## YOUR OBJECTIVE:
Below are the entries to retype; reproduce each one exactly.

## DATA UNDER STUDY:

• • • • • • •

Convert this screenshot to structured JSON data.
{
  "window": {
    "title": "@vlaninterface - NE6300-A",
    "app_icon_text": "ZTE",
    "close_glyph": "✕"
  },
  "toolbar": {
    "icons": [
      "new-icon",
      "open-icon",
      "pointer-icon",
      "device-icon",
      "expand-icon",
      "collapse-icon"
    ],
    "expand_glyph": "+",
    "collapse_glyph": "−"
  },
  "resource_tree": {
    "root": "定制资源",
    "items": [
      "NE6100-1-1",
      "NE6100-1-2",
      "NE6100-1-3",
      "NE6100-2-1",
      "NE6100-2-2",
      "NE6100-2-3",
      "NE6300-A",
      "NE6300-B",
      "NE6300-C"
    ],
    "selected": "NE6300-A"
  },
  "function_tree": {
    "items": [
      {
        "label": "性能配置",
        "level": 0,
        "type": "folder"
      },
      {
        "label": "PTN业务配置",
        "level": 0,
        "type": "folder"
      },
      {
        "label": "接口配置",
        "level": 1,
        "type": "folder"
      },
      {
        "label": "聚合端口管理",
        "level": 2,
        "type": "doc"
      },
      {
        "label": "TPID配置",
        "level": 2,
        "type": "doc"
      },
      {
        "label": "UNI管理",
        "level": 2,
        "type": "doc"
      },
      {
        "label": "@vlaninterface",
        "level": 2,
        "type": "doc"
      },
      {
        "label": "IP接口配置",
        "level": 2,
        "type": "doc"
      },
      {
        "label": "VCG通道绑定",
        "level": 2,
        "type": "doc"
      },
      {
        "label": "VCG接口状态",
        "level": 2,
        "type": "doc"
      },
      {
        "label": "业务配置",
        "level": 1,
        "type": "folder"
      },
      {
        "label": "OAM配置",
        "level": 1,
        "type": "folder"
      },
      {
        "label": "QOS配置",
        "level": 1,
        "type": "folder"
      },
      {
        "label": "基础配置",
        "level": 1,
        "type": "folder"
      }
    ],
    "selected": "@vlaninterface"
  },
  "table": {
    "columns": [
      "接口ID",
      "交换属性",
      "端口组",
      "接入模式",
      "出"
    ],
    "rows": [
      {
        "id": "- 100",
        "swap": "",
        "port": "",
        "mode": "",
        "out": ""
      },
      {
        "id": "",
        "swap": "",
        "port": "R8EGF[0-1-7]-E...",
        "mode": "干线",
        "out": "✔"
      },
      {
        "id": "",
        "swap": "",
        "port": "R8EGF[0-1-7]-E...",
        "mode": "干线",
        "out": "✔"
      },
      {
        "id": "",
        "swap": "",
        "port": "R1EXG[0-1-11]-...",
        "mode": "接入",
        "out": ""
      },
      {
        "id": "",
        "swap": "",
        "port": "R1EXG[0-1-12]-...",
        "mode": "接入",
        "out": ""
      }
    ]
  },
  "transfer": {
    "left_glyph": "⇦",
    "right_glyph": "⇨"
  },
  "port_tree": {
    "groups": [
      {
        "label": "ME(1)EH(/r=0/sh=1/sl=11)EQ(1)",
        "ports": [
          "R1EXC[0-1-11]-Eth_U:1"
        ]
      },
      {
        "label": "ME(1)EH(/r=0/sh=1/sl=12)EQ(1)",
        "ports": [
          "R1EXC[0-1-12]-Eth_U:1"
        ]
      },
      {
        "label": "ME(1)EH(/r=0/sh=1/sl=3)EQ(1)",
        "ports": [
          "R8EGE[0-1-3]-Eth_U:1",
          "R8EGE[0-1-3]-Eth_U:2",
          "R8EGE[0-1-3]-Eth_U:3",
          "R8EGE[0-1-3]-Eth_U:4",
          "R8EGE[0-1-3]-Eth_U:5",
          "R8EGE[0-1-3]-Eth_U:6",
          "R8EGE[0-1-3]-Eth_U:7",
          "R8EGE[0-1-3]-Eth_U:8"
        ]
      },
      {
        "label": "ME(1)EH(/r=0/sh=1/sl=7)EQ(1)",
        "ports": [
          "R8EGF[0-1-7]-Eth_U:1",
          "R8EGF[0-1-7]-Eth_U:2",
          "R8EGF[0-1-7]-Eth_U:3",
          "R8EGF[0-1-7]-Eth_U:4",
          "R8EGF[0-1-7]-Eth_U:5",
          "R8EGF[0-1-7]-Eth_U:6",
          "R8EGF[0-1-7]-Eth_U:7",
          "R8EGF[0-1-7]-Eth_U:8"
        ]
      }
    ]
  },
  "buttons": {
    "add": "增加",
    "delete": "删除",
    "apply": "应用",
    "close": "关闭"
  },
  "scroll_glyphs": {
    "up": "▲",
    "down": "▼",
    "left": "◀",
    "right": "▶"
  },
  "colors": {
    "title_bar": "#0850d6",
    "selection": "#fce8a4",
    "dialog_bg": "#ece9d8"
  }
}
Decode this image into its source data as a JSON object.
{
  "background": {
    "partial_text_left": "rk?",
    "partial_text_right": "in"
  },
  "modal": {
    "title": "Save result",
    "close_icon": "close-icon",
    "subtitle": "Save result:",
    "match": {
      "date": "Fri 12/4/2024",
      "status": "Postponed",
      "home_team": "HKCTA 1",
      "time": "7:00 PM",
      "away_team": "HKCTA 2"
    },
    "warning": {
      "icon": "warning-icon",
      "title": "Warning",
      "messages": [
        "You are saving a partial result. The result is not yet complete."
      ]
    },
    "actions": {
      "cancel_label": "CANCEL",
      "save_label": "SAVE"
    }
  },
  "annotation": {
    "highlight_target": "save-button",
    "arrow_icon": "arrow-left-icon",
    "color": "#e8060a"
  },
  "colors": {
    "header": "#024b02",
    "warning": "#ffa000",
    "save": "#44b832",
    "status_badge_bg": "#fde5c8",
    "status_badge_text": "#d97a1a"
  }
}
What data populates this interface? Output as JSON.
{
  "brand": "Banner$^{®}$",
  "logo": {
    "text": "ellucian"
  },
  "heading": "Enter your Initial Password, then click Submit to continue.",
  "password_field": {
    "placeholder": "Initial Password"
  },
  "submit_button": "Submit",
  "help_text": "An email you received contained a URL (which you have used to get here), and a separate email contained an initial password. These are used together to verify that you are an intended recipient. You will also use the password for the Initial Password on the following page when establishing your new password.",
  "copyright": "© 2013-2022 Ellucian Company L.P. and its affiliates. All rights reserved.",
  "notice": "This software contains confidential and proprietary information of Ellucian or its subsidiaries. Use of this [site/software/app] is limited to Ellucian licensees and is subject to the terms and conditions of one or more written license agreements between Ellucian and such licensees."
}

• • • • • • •

## REPLY TO THE EXERCISE:
Convert this screenshot to structured JSON data.
{
  "window": {
    "title": "@vlaninterface - NE6300-A",
    "app_icon_text": "ZTE",
    "close_glyph": "✕"
  },
  "toolbar": {
    "icons": [
      "new-icon",
      "open-icon",
      "pointer-icon",
      "device-icon",
      "expand-icon",
      "collapse-icon"
    ],
    "expand_glyph": "+",
    "collapse_glyph": "−"
  },
  "resource_tree": {
    "root": "定制资源",
    "items": [
      "NE6100-1-1",
      "NE6100-1-2",
      "NE6100-1-3",
      "NE6100-2-1",
      "NE6100-2-2",
      "NE6100-2-3",
      "NE6300-A",
      "NE6300-B",
      "NE6300-C"
    ],
    "selected": "NE6300-A"
  },
  "function_tree": {
    "items": [
      {
        "label": "性能配置",
        "level": 0,
        "type": "folder"
      },
      {
        "label": "PTN业务配置",
        "level": 0,
        "type": "folder"
      },
      {
        "label": "接口配置",
        "level": 1,
        "type": "folder"
      },
      {
        "label": "聚合端口管理",
        "level": 2,
        "type": "doc"
      },
      {
        "label": "TPID配置",
        "level": 2,
        "type": "doc"
      },
      {
        "label": "UNI管理",
        "level": 2,
        "type": "doc"
      },
      {
        "label": "@vlaninterface",
        "level": 2,
        "type": "doc"
      },
      {
        "label": "IP接口配置",
        "level": 2,
        "type": "doc"
      },
      {
        "label": "VCG通道绑定",
        "level": 2,
        "type": "doc"
      },
      {
        "label": "VCG接口状态",
        "level": 2,
        "type": "doc"
      },
      {
        "label": "业务配置",
        "level": 1,
        "type": "folder"
      },
      {
        "label": "OAM配置",
        "level": 1,
        "type": "folder"
      },
      {
        "label": "QOS配置",
        "level": 1,
        "type": "folder"
      },
      {
        "label": "基础配置",
        "level": 1,
        "type": "folder"
      }
    ],
    "selected": "@vlaninterface"
  },
  "table": {
    "columns": [
      "接口ID",
      "交换属性",
      "端口组",
      "接入模式",
      "出"
    ],
    "rows": [
      {
        "id": "- 100",
        "swap": "",
        "port": "",
        "mode": "",
        "out": ""
      },
      {
        "id": "",
        "swap": "",
        "port": "R8EGF[0-1-7]-E...",
        "mode": "干线",
        "out": "✔"
      },
      {
        "id": "",
        "swap": "",
        "port": "R8EGF[0-1-7]-E...",
        "mode": "干线",
        "out": "✔"
      },
      {
        "id": "",
        "swap": "",
        "port": "R1EXG[0-1-11]-...",
        "mode": "接入",
        "out": ""
      },
      {
        "id": "",
        "swap": "",
        "port": "R1EXG[0-1-12]-...",
        "mode": "接入",
        "out": ""
      }
    ]
  },
  "transfer": {
    "left_glyph": "⇦",
    "right_glyph": "⇨"
  },
  "port_tree": {
    "groups": [
      {
        "label": "ME(1)EH(/r=0/sh=1/sl=11)EQ(1)",
        "ports": [
          "R1EXC[0-1-11]-Eth_U:1"
        ]
      },
      {
        "label": "ME(1)EH(/r=0/sh=1/sl=12)EQ(1)",
        "ports": [
          "R1EXC[0-1-12]-Eth_U:1"
        ]
      },
      {
        "label": "ME(1)EH(/r=0/sh=1/sl=3)EQ(1)",
        "ports": [
          "R8EGE[0-1-3]-Eth_U:1",
          "R8EGE[0-1-3]-Eth_U:2",
          "R8EGE[0-1-3]-Eth_U:3",
          "R8EGE[0-1-3]-Eth_U:4",
          "R8EGE[0-1-3]-Eth_U:5",
          "R8EGE[0-1-3]-Eth_U:6",
          "R8EGE[0-1-3]-Eth_U:7",
          "R8EGE[0-1-3]-Eth_U:8"
        ]
      },
      {
        "label": "ME(1)EH(/r=0/sh=1/sl=7)EQ(1)",
        "ports": [
          "R8EGF[0-1-7]-Eth_U:1",
          "R8EGF[0-1-7]-Eth_U:2",
          "R8EGF[0-1-7]-Eth_U:3",
          "R8EGF[0-1-7]-Eth_U:4",
          "R8EGF[0-1-7]-Eth_U:5",
          "R8EGF[0-1-7]-Eth_U:6",
          "R8EGF[0-1-7]-Eth_U:7",
          "R8EGF[0-1-7]-Eth_U:8"
        ]
      }
    ]
  },
  "buttons": {
    "add": "增加",
    "delete": "删除",
    "apply": "应用",
    "close": "关闭"
  },
  "scroll_glyphs": {
    "up": "▲",
    "down": "▼",
    "left": "◀",
    "right": "▶"
  },
  "colors": {
    "title_bar": "#0850d6",
    "selection": "#fce8a4",
    "dialog_bg": "#ece9d8"
  }
}
Decode this image into its source data as a JSON object.
{
  "background": {
    "partial_text_left": "rk?",
    "partial_text_right": "in"
  },
  "modal": {
    "title": "Save result",
    "close_icon": "close-icon",
    "subtitle": "Save result:",
    "match": {
      "date": "Fri 12/4/2024",
      "status": "Postponed",
      "home_team": "HKCTA 1",
      "time": "7:00 PM",
      "away_team": "HKCTA 2"
    },
    "warning": {
      "icon": "warning-icon",
      "title": "Warning",
      "messages": [
        "You are saving a partial result. The result is not yet complete."
      ]
    },
    "actions": {
      "cancel_label": "CANCEL",
      "save_label": "SAVE"
    }
  },
  "annotation": {
    "highlight_target": "save-button",
    "arrow_icon": "arrow-left-icon",
    "color": "#e8060a"
  },
  "colors": {
    "header": "#024b02",
    "warning": "#ffa000",
    "save": "#44b832",
    "status_badge_bg": "#fde5c8",
    "status_badge_text": "#d97a1a"
  }
}
What data populates this interface? Output as JSON.
{
  "brand": "Banner$^{®}$",
  "logo": {
    "text": "ellucian"
  },
  "heading": "Enter your Initial Password, then click Submit to continue.",
  "password_field": {
    "placeholder": "Initial Password"
  },
  "submit_button": "Submit",
  "help_text": "An email you received contained a URL (which you have used to get here), and a separate email contained an initial password. These are used together to verify that you are an intended recipient. You will also use the password for the Initial Password on the following page when establishing your new password.",
  "copyright": "© 2013-2022 Ellucian Company L.P. and its affiliates. All rights reserved.",
  "notice": "This software contains confidential and proprietary information of Ellucian or its subsidiaries. Use of this [site/software/app] is limited to Ellucian licensees and is subject to the terms and conditions of one or more written license agreements between Ellucian and such licensees."
}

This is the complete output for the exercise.